- _Task to carry out_:
Copy out each line of the data that contains "Word".

Data items:
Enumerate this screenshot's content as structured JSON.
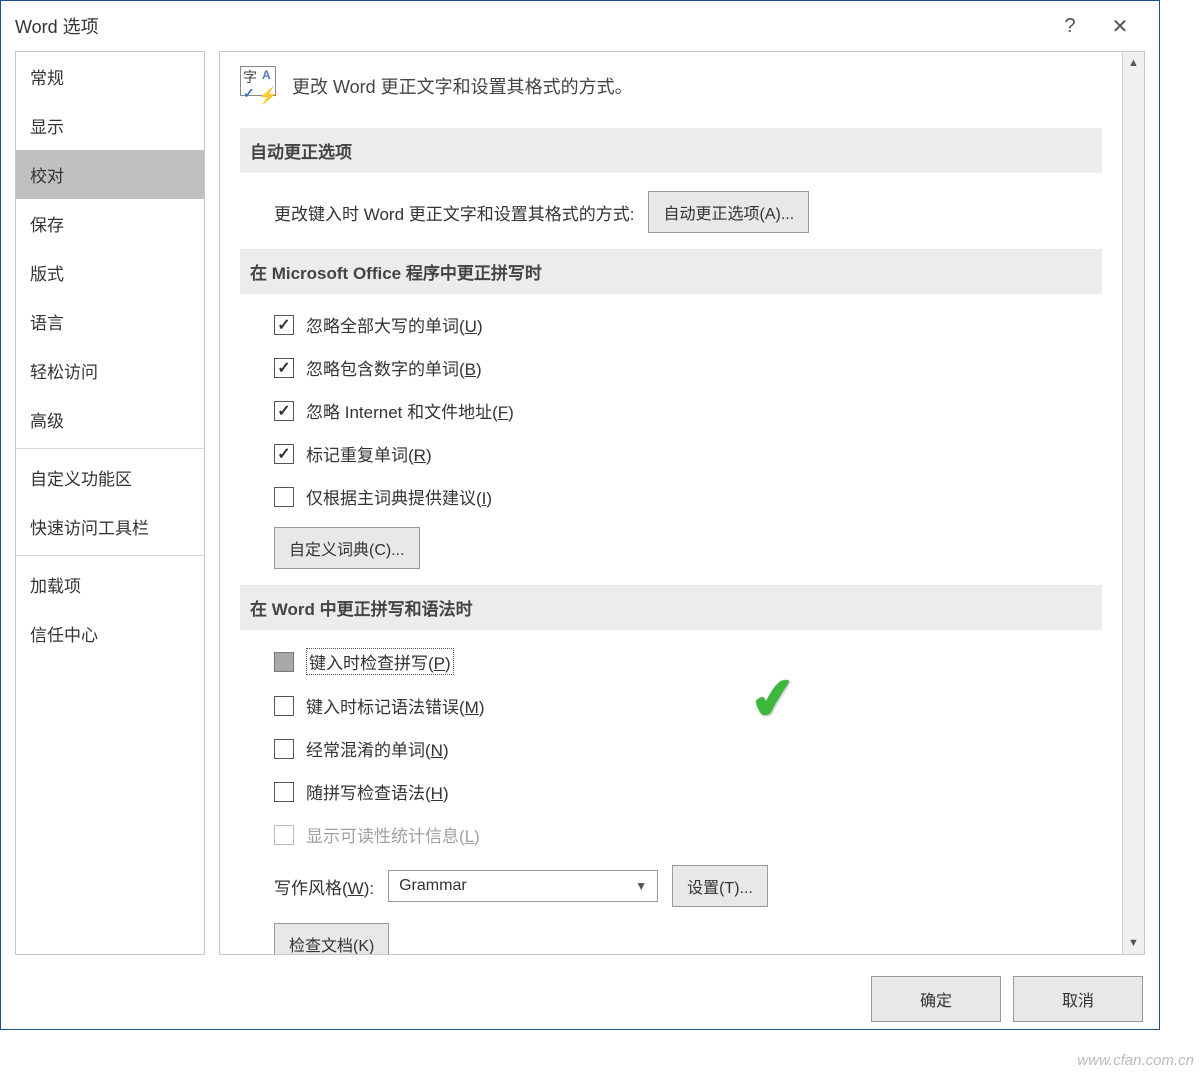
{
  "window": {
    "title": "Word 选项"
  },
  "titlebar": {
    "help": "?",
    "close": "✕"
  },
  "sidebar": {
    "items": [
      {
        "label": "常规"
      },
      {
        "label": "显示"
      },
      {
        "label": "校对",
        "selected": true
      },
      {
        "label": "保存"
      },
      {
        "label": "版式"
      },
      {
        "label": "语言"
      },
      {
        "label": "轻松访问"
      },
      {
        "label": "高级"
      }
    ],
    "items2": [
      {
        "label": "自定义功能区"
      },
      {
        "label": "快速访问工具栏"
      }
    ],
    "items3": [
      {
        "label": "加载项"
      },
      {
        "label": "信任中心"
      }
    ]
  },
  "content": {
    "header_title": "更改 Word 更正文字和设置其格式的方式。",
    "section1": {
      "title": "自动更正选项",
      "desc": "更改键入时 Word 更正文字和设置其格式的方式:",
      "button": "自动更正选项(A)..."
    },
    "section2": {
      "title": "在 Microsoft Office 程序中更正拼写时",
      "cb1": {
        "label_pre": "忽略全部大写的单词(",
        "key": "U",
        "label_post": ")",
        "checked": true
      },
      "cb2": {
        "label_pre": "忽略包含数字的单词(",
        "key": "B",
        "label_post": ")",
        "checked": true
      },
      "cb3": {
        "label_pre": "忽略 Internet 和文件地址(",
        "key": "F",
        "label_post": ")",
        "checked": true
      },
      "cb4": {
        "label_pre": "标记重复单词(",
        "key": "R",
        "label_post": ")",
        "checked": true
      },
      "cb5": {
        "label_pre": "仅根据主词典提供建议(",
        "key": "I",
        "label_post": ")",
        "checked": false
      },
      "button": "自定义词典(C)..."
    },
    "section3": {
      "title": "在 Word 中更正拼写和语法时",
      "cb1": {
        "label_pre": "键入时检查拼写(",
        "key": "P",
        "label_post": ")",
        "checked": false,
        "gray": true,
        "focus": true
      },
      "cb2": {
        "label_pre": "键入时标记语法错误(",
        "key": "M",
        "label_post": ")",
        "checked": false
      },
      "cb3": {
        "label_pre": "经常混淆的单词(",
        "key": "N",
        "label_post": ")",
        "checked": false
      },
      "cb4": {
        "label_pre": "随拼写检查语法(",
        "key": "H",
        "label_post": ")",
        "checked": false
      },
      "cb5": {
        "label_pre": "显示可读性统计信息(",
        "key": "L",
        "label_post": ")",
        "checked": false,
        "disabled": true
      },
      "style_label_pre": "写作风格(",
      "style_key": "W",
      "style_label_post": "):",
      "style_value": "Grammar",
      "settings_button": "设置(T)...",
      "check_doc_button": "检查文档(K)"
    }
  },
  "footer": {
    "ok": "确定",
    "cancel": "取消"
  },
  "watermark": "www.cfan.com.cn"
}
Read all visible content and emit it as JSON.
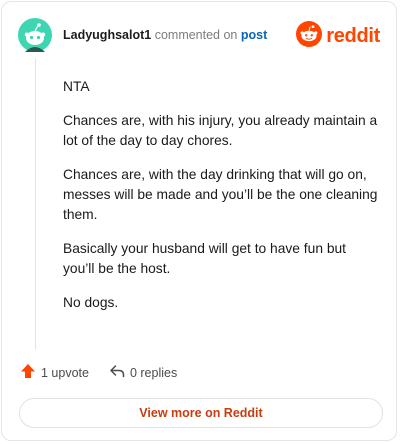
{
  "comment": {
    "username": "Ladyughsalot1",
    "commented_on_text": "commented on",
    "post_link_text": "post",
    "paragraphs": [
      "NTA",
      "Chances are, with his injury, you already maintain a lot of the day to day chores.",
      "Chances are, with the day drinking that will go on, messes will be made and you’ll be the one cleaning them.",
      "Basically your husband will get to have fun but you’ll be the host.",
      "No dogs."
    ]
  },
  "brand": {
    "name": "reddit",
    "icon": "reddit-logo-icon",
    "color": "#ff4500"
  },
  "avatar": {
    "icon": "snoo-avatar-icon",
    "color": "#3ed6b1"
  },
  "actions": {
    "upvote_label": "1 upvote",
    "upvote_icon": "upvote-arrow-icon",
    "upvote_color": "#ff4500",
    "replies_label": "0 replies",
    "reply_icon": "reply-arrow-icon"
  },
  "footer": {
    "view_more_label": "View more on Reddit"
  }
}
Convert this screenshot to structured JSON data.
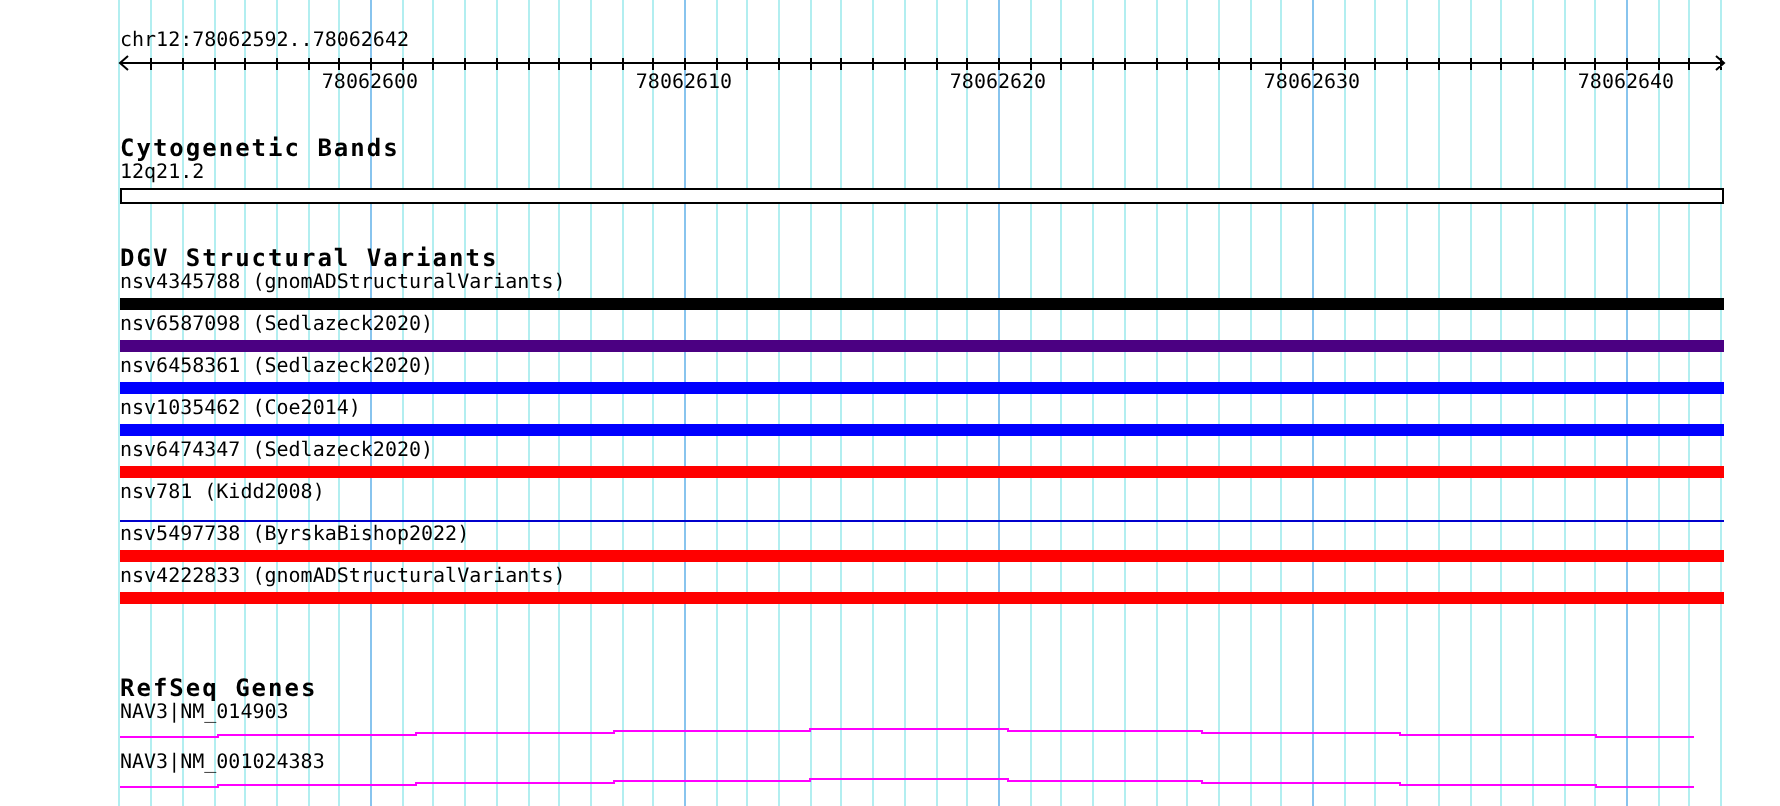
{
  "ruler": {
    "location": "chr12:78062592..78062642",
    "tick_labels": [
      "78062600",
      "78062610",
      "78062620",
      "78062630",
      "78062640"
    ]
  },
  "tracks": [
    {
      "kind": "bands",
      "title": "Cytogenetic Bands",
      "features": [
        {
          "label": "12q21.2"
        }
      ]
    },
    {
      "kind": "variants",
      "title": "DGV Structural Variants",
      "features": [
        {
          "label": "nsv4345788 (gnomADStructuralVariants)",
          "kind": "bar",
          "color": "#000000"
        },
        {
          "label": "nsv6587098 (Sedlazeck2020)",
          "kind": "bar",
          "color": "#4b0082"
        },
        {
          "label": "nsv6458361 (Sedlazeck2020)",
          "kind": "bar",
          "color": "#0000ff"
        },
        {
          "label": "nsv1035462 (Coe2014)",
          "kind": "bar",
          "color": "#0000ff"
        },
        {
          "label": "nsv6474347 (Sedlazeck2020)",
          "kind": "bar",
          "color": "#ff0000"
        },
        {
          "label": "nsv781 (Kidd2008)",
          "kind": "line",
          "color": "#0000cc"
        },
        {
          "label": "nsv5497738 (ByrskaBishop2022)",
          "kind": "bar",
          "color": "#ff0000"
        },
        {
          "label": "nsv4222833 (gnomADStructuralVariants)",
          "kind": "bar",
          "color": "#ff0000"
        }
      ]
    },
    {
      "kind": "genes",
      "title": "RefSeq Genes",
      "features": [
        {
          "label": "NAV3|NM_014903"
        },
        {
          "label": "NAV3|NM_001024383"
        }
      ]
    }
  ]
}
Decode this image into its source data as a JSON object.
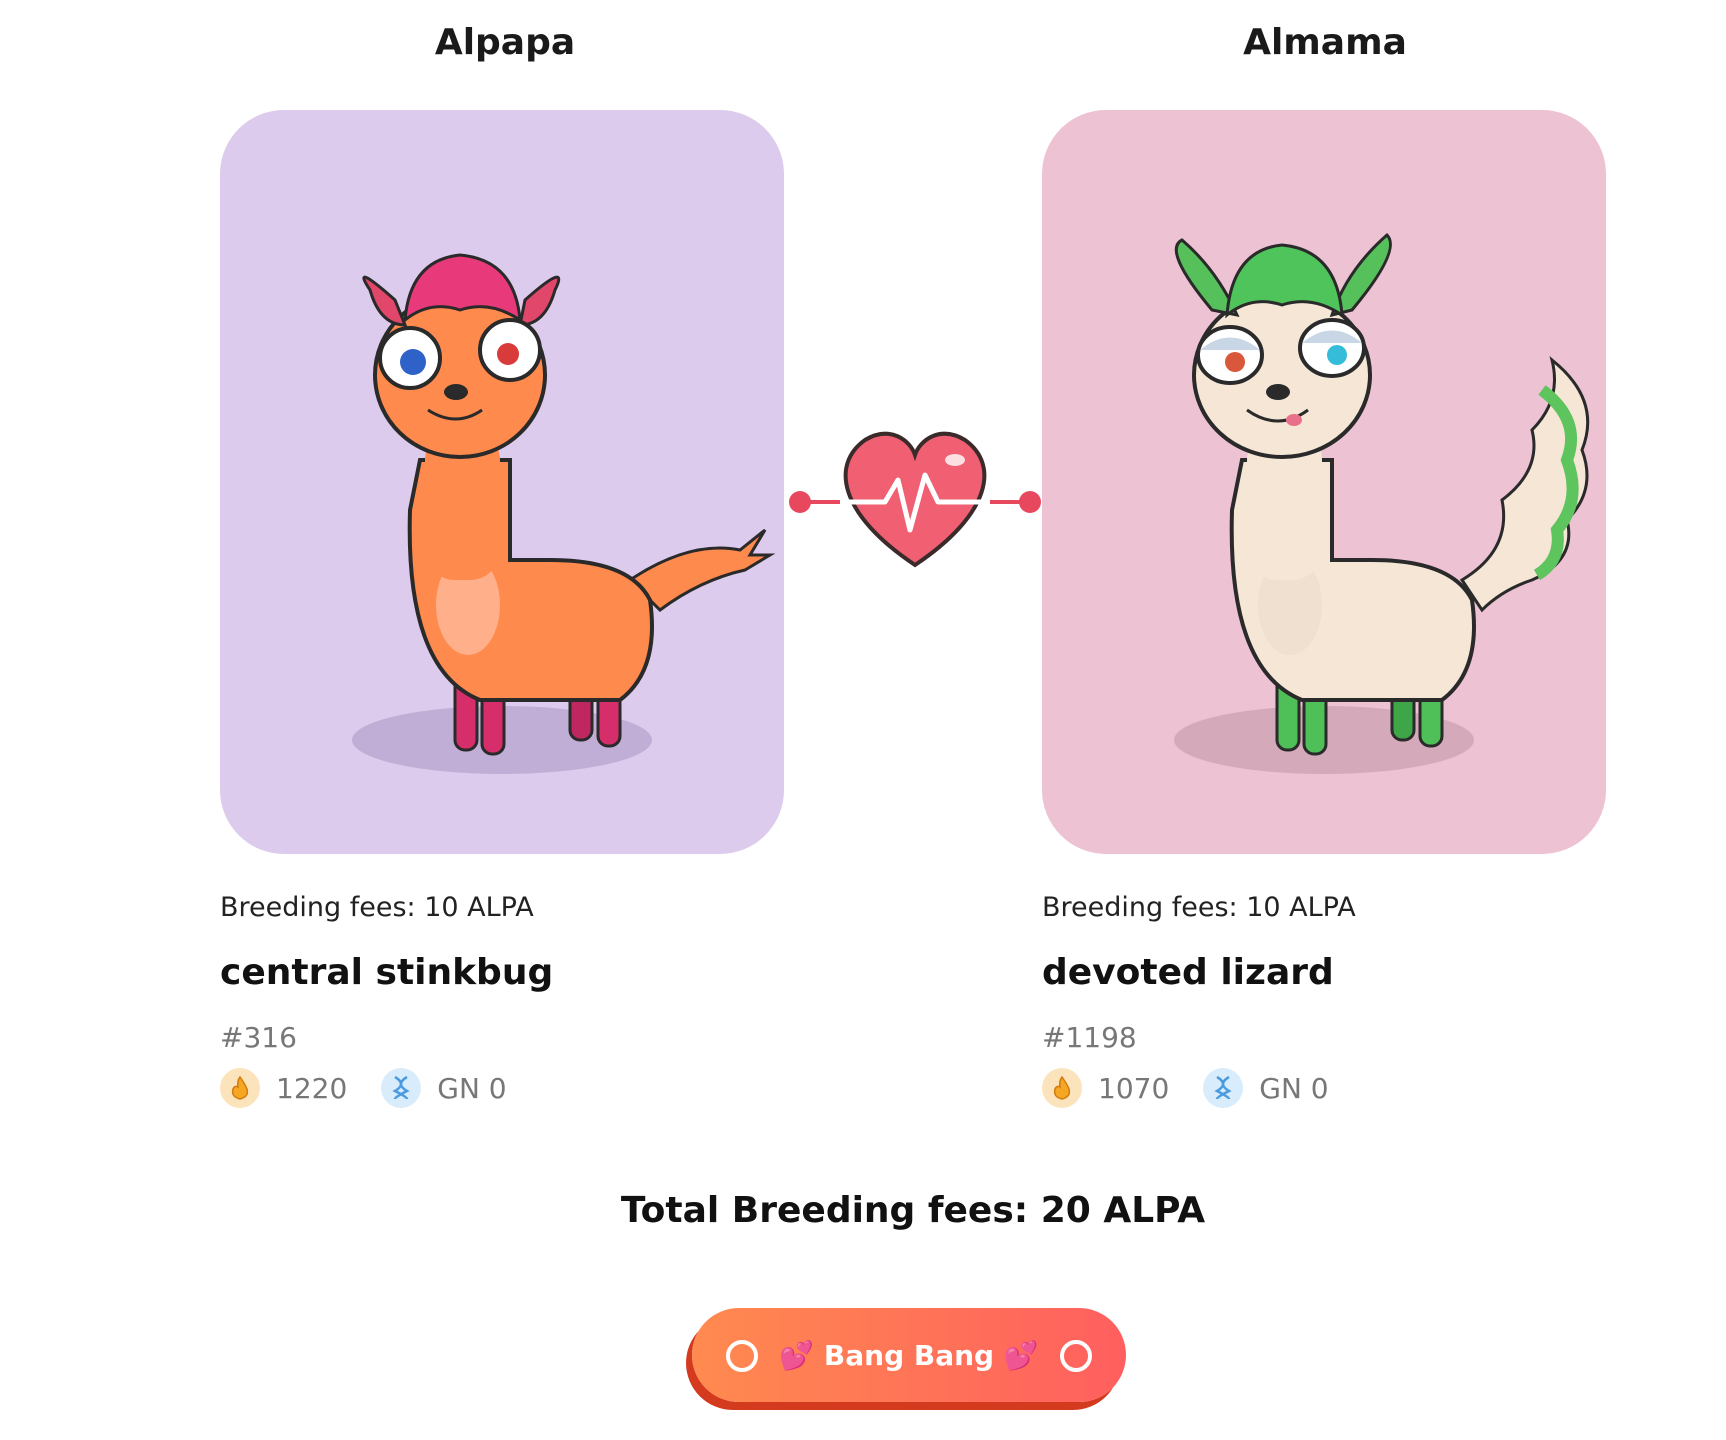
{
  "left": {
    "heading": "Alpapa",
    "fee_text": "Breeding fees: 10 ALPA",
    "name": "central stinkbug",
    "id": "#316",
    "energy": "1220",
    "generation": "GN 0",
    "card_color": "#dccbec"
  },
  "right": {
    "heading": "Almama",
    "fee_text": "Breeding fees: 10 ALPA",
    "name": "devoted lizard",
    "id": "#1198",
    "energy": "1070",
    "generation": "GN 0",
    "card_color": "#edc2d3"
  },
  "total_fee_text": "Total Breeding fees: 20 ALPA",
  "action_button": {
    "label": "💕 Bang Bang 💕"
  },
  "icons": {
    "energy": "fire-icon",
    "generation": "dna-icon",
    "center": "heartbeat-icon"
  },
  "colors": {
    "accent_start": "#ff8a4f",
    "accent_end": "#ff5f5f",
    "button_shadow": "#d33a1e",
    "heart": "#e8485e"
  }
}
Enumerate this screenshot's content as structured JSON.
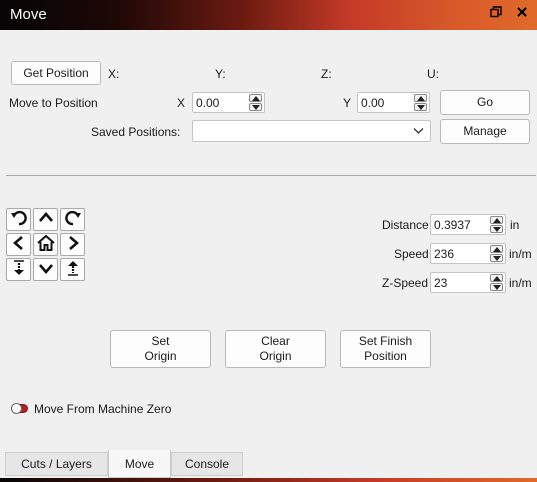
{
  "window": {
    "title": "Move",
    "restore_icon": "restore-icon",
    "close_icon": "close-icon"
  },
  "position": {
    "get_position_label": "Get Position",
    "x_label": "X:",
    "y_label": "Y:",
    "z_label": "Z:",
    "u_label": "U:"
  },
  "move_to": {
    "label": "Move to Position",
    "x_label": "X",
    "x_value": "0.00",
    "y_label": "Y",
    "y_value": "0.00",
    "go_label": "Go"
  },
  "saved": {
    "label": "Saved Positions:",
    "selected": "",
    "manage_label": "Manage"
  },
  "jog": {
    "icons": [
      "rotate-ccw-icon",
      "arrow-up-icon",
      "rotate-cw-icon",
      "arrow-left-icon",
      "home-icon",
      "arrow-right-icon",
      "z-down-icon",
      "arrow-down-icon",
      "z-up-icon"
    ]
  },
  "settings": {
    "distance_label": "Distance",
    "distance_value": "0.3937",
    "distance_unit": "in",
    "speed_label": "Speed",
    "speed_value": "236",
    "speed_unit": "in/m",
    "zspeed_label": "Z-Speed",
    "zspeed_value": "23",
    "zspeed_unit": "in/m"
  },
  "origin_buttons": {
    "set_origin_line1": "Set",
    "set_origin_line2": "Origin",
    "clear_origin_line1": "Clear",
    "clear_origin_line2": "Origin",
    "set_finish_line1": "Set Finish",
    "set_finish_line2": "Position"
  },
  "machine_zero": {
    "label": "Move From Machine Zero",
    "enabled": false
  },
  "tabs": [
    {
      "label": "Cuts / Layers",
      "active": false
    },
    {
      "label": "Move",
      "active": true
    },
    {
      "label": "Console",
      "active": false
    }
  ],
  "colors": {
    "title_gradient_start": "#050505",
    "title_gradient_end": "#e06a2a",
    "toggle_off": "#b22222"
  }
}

- _Result below_:
    "title": "Word 选项"
    "header_title": "更改 Word 更正文字和设置其格式的方式。",
      "desc": "更改键入时 Word 更正文字和设置其格式的方式:",
      "title": "在 Word 中更正拼写和语法时",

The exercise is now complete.